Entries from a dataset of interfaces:
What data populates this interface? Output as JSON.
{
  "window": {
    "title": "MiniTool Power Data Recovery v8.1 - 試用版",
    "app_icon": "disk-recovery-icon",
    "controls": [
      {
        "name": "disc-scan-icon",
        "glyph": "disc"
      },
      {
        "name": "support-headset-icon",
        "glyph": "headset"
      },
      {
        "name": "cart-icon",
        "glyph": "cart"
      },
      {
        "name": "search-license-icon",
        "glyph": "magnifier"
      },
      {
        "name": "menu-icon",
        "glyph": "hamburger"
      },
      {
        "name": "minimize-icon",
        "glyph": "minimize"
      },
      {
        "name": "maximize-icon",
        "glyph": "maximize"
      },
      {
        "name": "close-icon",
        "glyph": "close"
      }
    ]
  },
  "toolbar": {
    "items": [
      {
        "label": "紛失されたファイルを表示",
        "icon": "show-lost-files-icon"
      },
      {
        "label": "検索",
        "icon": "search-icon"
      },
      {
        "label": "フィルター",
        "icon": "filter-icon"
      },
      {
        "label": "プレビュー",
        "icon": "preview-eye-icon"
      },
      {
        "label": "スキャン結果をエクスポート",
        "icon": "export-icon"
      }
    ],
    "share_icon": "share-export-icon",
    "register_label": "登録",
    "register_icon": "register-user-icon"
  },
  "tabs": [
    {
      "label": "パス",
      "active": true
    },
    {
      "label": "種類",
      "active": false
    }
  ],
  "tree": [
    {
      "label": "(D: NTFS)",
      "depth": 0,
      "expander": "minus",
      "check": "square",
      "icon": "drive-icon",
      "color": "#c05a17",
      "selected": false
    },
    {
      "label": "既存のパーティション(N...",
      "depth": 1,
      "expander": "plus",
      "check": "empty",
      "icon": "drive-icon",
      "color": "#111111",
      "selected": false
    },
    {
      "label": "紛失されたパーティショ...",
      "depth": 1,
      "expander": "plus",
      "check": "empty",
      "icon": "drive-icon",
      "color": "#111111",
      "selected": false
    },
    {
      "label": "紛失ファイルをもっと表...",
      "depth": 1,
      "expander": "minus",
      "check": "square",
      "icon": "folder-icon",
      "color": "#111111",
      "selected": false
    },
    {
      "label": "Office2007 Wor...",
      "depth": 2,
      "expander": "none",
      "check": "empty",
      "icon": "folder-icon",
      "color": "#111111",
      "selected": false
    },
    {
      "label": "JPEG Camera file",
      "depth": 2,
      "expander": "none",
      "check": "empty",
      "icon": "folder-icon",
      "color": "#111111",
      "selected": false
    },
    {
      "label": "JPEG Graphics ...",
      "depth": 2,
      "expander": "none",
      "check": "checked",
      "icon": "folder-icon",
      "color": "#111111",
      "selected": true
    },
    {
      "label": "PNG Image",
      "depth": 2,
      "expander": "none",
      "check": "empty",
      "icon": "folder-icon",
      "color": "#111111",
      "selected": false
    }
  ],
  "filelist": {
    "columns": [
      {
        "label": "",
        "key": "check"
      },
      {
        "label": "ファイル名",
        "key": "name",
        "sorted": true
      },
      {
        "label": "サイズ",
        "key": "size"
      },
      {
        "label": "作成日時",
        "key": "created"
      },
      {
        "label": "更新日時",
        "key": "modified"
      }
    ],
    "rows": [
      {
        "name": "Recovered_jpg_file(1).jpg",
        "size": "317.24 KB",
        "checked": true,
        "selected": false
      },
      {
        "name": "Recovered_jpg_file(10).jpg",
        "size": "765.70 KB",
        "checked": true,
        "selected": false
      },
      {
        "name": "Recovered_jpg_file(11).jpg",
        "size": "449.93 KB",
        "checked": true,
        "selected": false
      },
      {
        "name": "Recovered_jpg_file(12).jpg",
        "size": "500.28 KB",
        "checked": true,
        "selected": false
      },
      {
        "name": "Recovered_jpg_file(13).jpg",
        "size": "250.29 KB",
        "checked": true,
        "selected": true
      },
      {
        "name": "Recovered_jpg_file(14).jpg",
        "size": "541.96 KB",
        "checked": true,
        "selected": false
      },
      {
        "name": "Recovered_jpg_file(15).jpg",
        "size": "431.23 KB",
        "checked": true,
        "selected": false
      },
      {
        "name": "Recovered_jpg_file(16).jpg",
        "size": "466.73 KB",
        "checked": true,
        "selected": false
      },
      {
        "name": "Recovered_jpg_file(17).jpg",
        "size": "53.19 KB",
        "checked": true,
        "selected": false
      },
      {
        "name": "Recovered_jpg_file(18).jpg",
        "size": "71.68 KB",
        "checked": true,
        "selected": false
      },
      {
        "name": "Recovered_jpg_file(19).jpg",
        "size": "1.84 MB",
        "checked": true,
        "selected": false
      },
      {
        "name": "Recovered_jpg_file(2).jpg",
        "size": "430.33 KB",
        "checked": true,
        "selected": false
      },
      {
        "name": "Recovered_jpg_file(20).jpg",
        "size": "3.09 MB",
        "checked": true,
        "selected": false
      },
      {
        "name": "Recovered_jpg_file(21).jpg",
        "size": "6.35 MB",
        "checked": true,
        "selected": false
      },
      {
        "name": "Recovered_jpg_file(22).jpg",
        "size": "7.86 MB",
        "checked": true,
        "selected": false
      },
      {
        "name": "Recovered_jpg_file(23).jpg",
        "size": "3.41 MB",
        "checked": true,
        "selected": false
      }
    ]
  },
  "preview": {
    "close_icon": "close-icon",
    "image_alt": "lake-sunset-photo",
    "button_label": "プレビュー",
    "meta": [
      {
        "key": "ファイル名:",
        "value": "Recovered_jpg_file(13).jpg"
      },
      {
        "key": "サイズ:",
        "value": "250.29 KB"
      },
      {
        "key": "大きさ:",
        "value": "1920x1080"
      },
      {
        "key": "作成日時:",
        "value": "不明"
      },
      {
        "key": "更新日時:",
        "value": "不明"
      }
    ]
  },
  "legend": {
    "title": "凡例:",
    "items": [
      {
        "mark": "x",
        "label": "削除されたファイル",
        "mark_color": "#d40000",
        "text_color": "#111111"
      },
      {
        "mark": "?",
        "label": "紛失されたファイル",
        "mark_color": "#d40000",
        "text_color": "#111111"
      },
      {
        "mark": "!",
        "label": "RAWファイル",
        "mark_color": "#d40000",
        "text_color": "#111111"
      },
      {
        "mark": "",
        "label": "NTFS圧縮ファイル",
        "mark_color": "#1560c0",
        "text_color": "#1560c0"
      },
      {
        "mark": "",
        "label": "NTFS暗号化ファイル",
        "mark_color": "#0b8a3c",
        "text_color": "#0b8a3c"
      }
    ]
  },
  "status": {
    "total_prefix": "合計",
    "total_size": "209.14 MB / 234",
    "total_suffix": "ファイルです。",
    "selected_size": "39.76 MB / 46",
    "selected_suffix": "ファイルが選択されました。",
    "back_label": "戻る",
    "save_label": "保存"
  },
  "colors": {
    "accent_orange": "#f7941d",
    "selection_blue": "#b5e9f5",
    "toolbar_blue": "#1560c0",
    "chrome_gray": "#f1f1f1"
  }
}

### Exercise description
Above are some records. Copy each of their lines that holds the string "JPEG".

### Response to this exercise
      "label": "JPEG Camera file",
      "label": "JPEG Graphics ...",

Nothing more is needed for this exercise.